  8. 8.  Do not leave blank spaces in nurse’s notes, chartconsecutively, like by line: if space is left, draw linehorizontally through it and sign your name at end. Record all entries legibly and in blank ink and do notuse pencil. Chart only for your self, never chart for someoneelse. Each entry should be done with time, end with yoursignature and title. For computer documentation keep your password toyourself. Once logged into the computer, do notleave the computer screen unattended. The individual sheet should not be separated fromthe complete record. No stranger is ever permitted to read the
  9. 9.  The records should be kept in such place, so thatpatients and relatives are not accessible to it. All hospital personal are legally and ethicallyobligated to keep in confidence all the informationprovided in the records. All records are filed according to the hospitalcustom, so that they can be traced easily. Recordscould be arranged- alphabetically, numerically, withindex cards, geographically. Records are never sent out of the hospital withoutdoctor’s permission. Each page of the record should be properlyidentified with the name, age, I. P. NO, O.P. etc. Use only standard
  10. 10. MEDICAL RECORDThe medical record provides pertinent dataabout the client’s medical history, laboratorytests and diagnostic study results and thephysician’s proposed treatment plan.Data in the record are baseline informationabout the client’s response to illness andinformation about the effect of later treatmentmeasures.The medical record is a valuable tool forchecking the consistency of
  11. 11. COMPUTERIZED DOCUMENTATIONUsually the computerized documentation was used in thehospitals for supplies, equipments, stock medications anddiagnostic testing etc. But now it is wisely used fordocumentation.The transition to computerized documentation presents bothopportunities and challenges to nurse and nurse managers.The successful implementation of a computerized documentationsystems requires preparation, involvement and commitment ofthe entire nursing staff.In this type of documentation, the nurse quickly enter the specificassessment data, fill in forms with typical; entry choice.Computer also help generate nursing care plans and documentall facets of patient care.A complete computer based patient care record(CPCR) is acomprehensive system that uses many components of datacollection. The CPCR permits the nurse to have an instrumentalrole in development of this form of

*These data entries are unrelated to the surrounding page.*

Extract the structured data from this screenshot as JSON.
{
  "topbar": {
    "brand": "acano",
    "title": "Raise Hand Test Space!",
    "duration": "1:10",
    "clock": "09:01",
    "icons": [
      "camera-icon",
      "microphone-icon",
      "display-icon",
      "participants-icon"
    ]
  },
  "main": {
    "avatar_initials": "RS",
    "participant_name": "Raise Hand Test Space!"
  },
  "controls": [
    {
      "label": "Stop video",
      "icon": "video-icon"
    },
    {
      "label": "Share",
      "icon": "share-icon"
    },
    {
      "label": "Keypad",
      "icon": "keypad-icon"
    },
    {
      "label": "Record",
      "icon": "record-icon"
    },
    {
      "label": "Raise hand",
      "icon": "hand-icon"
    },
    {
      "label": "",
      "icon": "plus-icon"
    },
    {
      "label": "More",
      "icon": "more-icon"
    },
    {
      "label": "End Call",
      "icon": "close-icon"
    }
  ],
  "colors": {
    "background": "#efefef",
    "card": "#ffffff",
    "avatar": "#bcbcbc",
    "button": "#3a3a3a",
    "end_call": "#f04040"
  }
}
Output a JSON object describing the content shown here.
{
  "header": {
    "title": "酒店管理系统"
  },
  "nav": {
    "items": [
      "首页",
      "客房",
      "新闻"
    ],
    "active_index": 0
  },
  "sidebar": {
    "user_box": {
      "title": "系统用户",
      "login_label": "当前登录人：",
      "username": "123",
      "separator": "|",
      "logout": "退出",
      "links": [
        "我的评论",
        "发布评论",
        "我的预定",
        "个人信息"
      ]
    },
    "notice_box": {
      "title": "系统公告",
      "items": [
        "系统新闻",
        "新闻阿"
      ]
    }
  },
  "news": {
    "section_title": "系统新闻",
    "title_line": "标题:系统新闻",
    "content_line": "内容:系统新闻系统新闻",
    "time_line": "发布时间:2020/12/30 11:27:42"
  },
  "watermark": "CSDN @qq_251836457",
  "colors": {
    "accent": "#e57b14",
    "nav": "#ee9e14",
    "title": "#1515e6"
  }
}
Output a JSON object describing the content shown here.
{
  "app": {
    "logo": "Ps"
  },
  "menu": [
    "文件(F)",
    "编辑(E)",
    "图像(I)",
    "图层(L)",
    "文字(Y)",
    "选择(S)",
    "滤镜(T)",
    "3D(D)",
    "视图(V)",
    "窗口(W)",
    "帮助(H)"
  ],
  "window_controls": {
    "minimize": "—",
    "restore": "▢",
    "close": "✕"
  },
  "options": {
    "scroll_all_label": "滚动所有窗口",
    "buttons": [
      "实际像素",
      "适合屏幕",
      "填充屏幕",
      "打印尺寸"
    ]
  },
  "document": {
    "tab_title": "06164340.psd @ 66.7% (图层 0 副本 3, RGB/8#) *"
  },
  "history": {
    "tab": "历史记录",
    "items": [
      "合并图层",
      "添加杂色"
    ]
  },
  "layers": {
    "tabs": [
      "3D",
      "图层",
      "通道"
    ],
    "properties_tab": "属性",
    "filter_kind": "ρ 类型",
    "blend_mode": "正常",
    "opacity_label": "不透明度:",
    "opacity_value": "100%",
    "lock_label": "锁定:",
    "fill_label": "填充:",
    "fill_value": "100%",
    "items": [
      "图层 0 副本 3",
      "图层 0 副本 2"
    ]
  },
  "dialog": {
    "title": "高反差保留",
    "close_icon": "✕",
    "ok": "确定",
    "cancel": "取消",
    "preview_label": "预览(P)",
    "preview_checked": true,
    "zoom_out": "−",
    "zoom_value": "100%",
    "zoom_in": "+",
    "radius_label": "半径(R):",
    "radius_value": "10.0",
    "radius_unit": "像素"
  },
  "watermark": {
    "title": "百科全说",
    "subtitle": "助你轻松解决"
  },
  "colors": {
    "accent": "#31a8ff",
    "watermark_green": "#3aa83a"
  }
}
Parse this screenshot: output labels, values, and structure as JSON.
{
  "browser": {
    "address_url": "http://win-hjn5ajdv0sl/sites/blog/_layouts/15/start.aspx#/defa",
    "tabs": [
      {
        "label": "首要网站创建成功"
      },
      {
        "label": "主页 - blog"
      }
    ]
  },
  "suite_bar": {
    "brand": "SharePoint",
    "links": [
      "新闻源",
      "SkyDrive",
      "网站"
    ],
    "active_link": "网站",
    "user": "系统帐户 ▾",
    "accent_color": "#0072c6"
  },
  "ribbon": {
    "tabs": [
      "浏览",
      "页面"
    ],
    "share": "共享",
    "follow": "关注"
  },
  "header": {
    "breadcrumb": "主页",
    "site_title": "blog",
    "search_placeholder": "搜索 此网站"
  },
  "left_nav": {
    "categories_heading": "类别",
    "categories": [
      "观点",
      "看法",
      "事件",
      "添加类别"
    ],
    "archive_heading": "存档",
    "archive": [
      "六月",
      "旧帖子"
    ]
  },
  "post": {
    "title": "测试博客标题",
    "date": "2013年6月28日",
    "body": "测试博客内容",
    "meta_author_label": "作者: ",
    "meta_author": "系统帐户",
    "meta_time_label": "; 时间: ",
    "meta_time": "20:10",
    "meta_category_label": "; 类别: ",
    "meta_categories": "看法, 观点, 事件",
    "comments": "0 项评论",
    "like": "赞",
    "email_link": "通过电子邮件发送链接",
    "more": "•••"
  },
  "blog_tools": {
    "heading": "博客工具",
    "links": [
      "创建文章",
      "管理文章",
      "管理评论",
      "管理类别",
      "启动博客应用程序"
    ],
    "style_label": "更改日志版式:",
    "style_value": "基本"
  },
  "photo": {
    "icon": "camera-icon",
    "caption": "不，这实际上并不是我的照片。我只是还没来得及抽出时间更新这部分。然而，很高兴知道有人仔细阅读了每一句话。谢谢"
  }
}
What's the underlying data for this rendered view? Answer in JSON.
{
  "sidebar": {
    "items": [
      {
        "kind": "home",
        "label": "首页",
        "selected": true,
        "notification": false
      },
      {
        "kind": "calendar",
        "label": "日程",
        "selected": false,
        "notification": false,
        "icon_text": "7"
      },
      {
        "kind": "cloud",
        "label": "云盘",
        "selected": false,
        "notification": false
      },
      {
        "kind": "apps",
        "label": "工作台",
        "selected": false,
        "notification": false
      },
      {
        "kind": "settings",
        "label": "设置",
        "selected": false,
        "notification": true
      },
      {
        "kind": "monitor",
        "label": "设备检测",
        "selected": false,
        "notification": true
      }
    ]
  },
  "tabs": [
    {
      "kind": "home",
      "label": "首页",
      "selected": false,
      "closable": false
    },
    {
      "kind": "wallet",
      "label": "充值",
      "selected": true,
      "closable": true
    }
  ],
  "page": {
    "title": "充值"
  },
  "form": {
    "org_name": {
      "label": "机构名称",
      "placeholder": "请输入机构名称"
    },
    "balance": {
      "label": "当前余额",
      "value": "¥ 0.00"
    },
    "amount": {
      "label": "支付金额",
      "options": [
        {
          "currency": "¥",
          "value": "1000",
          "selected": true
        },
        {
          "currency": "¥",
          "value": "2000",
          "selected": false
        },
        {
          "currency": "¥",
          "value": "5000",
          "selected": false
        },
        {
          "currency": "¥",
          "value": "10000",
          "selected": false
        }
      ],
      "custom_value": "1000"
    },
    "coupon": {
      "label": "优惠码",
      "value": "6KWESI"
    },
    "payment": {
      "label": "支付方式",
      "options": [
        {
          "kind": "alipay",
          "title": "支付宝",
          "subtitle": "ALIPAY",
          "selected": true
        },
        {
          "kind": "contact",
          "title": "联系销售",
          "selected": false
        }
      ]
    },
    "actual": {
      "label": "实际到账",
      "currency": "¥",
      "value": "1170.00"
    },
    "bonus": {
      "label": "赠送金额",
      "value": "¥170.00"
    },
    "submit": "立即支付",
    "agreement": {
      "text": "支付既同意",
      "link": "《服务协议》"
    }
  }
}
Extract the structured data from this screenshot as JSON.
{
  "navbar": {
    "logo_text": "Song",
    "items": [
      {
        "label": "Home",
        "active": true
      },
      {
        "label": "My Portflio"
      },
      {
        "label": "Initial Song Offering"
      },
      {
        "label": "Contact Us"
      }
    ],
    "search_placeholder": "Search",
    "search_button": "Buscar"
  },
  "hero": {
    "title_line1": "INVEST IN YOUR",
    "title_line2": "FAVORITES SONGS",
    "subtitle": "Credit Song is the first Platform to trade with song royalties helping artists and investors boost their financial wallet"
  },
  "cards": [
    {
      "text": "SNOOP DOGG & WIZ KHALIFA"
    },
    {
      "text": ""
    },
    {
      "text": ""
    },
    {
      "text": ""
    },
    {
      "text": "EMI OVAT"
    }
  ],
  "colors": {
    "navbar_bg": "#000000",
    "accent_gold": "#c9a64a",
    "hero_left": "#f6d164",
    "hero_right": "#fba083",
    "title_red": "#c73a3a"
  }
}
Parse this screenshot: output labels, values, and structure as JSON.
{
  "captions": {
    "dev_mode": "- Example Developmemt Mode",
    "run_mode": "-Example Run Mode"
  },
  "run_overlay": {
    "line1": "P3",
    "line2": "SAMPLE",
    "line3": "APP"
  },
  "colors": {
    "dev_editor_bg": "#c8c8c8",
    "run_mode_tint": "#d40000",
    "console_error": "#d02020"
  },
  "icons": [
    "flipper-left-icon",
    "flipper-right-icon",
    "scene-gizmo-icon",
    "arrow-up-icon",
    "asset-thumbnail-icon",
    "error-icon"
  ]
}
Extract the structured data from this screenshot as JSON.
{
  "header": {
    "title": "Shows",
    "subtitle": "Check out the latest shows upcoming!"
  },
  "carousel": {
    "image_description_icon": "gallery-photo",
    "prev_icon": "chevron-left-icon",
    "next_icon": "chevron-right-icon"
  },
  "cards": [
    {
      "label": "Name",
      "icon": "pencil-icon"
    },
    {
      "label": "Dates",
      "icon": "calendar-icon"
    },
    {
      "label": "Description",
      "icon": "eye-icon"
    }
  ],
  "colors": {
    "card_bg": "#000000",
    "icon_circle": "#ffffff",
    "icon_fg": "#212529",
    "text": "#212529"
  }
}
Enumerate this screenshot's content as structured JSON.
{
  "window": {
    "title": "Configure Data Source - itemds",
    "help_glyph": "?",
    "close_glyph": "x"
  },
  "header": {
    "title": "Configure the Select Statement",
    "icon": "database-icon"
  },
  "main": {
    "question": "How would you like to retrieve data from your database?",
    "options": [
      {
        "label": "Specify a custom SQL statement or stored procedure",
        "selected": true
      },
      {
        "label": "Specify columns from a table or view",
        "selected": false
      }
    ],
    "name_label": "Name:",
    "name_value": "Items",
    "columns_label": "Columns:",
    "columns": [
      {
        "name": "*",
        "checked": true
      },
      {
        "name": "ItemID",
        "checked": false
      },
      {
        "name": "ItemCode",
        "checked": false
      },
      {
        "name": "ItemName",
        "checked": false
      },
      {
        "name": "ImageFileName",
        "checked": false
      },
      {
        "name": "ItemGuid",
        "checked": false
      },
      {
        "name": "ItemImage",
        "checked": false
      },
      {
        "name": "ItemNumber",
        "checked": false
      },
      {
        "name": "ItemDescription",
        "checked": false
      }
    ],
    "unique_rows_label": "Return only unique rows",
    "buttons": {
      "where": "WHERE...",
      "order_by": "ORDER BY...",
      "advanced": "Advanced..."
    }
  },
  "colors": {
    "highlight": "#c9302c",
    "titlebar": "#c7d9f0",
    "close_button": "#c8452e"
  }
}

  12. 12. Limitation of computerized documentation: For documentation nurses requires typicalskills. Graphic users interfaces (touch pads, mouseand icons) are not well suited for nursing. A note book sized computer is good fornurses to document with ease but it is notpossible in the current
  13. 13. LEGAL RISKS WITH COMPUTERIZEDDOCUMENTATION: Any person can access a computer station within ahospital and gain information of any patient.ACTION TO BE TAKEN FOR SUCH LEGAL PROBLEMSARE: Do not share or give the password to any one exceptthe person who involved in the same patient care. Periodical change of personal passwords to preventunauthorized persons from tampering with records. Make a group of staff and they should have authorityto assess all client’s records. The nurse should know how to correct the chartingerrors on a computer, so the incorrect entries must becorrected record who made the correction and when itis done.
  14. 14. Thank